REQUIREMENT -> Find the lines below holding the word "teacher" and copy each of them.
==*==
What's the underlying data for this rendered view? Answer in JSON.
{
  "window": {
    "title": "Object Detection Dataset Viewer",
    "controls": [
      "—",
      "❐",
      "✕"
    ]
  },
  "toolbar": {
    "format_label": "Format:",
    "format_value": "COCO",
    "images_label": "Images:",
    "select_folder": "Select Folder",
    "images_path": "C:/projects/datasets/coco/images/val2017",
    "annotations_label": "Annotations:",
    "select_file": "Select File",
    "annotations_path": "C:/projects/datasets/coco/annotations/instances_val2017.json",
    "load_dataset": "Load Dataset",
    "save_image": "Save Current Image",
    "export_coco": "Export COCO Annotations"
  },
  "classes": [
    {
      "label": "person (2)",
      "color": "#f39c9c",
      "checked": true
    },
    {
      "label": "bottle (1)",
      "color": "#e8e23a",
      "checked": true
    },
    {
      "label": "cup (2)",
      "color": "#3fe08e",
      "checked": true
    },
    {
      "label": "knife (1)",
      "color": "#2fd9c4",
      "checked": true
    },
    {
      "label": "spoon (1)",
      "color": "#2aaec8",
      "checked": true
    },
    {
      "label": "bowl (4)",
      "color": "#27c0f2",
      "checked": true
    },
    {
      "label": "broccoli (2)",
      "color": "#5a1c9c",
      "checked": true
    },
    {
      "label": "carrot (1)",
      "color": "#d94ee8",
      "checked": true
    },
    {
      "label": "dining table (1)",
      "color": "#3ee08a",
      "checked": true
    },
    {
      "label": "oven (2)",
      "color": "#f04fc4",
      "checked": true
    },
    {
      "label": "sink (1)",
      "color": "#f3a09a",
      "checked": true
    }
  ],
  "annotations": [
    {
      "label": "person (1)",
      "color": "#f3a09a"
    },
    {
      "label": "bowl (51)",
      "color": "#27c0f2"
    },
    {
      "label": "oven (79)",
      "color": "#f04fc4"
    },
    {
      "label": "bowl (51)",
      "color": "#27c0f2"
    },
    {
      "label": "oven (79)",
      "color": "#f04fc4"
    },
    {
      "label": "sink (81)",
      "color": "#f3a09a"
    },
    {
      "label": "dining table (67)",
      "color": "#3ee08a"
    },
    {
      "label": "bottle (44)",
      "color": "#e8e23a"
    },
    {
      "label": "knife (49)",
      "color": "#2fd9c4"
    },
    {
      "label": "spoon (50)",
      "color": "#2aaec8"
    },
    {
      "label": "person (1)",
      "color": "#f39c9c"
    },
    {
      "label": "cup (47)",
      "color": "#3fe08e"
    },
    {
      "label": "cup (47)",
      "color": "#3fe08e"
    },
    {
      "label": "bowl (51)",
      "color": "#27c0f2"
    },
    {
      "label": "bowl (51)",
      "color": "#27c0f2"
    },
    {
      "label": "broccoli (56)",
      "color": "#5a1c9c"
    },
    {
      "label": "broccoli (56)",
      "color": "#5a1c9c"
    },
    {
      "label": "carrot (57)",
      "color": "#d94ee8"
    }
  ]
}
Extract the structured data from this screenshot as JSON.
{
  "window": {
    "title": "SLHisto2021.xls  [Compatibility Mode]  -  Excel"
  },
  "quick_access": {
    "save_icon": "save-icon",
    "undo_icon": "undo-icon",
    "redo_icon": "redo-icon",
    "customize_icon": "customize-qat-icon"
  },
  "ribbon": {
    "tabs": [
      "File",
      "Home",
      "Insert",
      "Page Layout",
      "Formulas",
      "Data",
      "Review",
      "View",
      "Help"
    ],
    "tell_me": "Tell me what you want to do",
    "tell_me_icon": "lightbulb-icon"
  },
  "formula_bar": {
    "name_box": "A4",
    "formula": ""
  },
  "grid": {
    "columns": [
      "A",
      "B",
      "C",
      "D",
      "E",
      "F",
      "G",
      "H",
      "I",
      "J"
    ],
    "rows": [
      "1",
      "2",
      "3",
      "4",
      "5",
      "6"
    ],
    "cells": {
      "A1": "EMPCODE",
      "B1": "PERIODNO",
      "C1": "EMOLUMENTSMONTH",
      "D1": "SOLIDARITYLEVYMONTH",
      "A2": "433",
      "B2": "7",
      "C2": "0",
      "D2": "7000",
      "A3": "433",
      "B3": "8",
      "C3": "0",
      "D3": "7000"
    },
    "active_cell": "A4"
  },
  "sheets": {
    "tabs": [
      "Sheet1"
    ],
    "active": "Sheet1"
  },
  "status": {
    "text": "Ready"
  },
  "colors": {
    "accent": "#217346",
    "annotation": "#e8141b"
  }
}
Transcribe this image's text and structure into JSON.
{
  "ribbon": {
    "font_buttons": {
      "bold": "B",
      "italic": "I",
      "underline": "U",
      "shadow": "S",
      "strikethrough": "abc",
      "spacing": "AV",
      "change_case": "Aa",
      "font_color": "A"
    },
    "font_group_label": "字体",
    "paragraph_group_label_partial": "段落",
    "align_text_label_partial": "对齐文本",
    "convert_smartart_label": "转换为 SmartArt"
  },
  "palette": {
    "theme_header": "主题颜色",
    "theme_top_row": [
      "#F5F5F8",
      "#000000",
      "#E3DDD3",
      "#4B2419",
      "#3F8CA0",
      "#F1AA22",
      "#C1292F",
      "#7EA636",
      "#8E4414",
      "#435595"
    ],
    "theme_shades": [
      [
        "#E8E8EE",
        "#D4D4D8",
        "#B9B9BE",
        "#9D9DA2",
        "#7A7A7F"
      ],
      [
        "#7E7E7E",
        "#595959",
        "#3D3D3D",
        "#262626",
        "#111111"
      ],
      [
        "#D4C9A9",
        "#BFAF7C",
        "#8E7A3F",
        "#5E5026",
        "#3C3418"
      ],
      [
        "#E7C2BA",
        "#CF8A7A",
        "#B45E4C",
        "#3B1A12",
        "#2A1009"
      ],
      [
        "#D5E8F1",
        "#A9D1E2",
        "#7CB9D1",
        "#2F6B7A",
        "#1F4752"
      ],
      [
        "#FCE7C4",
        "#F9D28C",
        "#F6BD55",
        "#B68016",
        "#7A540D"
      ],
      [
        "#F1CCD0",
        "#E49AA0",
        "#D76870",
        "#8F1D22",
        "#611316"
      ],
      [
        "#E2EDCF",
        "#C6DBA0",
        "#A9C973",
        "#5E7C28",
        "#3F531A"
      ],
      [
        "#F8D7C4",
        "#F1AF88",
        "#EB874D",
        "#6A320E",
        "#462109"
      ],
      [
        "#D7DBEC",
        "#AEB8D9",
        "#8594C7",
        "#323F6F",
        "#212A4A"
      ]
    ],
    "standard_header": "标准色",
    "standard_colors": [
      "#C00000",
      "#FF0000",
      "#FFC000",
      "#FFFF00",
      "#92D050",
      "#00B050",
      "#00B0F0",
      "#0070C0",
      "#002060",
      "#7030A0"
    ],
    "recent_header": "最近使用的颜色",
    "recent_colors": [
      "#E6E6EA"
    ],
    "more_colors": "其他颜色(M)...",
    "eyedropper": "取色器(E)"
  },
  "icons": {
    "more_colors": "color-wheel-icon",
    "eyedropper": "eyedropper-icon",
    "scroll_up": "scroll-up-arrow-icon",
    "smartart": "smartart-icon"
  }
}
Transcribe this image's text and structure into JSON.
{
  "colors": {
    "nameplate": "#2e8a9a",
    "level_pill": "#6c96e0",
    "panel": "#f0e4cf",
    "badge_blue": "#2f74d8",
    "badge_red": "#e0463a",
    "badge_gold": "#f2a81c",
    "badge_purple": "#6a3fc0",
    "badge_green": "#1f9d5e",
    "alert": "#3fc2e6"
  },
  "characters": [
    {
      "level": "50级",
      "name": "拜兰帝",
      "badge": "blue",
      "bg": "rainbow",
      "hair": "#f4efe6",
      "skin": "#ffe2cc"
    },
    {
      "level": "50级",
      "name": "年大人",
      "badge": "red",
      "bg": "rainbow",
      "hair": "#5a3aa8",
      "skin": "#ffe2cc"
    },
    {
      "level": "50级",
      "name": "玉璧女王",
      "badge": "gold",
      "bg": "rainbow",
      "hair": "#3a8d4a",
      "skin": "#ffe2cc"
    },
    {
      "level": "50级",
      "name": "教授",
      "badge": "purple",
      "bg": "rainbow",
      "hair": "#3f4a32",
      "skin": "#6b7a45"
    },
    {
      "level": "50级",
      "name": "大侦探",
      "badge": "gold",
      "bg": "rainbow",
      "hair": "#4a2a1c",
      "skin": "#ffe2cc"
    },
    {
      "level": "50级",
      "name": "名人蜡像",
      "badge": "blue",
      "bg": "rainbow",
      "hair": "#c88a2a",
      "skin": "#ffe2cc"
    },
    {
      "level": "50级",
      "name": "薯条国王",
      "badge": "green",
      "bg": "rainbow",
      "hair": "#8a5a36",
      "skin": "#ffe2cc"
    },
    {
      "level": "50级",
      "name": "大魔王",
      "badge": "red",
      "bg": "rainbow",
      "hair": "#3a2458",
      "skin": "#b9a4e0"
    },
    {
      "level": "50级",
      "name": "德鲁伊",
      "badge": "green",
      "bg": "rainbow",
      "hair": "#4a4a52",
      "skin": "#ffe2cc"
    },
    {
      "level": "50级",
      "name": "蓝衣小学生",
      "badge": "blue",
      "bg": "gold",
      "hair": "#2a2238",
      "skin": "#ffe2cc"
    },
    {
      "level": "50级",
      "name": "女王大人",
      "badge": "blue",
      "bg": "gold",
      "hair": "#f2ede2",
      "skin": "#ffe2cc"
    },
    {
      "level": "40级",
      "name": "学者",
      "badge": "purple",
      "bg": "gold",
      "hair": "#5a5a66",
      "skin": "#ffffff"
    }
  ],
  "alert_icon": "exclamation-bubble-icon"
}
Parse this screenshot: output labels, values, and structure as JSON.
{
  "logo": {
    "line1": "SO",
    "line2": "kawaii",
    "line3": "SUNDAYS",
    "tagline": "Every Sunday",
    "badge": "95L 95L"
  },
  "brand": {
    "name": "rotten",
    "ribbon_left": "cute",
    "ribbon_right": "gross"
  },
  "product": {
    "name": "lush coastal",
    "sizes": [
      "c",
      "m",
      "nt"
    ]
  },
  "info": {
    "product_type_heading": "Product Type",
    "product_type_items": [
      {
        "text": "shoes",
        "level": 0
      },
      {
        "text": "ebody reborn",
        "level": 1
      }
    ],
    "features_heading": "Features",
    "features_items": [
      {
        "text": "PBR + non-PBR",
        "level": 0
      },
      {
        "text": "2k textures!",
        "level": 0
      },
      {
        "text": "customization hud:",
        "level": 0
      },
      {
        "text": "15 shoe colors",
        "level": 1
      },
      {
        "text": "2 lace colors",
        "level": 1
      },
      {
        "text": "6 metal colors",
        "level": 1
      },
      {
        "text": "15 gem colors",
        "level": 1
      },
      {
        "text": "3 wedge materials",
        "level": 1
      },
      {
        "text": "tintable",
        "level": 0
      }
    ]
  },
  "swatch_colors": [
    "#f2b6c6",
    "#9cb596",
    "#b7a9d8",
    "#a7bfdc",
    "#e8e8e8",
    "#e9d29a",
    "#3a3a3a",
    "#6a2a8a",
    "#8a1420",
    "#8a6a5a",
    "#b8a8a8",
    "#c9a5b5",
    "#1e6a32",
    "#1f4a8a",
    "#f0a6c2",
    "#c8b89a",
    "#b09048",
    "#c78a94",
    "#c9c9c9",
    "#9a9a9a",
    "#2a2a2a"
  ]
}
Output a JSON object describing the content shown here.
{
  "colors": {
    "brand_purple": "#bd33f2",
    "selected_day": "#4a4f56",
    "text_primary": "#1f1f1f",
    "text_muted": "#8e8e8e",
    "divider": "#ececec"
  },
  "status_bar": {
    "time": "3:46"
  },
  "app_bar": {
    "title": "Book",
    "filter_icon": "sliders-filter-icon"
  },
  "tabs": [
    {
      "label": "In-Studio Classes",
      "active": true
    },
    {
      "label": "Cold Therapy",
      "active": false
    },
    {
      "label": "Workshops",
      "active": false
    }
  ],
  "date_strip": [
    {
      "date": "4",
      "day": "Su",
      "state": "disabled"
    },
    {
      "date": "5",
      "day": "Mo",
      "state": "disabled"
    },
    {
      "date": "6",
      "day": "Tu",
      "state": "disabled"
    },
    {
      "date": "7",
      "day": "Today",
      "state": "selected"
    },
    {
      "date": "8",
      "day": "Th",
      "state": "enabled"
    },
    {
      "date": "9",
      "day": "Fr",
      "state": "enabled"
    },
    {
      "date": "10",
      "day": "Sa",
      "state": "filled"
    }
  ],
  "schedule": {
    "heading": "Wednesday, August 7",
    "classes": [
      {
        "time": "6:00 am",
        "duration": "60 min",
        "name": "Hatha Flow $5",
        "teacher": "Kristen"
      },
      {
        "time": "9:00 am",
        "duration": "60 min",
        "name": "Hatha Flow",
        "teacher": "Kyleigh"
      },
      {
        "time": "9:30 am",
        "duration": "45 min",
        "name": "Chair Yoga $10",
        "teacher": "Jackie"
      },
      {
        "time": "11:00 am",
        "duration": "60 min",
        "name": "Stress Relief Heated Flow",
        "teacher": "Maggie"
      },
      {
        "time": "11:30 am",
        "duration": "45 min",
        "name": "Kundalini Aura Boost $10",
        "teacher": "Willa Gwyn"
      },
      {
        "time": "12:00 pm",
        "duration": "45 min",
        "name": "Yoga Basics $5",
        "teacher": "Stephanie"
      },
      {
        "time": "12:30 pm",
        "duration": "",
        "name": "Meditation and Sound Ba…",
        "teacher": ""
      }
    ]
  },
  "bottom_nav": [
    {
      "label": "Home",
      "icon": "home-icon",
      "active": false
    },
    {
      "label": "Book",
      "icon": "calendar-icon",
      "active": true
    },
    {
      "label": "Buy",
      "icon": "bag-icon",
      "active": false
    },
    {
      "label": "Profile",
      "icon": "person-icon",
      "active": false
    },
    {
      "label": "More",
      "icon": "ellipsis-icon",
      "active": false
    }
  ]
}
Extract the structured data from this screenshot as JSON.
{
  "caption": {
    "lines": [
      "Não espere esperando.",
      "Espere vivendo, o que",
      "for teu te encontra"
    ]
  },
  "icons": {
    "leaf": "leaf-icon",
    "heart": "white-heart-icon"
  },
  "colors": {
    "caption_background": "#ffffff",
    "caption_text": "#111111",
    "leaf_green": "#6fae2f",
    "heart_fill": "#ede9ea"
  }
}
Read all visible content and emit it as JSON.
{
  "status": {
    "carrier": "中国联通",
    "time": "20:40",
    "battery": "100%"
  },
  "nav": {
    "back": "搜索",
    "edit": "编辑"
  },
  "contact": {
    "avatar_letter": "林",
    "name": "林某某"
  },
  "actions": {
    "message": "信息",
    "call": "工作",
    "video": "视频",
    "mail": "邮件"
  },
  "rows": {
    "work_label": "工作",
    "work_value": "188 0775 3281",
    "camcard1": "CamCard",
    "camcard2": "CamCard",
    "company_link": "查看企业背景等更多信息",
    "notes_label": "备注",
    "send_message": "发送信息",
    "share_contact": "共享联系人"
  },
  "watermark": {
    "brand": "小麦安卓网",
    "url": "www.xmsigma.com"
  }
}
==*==
SOLUTION TO THE EXERCISE ->
        "teacher": "Kristen"
        "teacher": "Kyleigh"
        "teacher": "Jackie"
        "teacher": "Maggie"
        "teacher": "Willa Gwyn"
        "teacher": "Stephanie"
        "teacher": ""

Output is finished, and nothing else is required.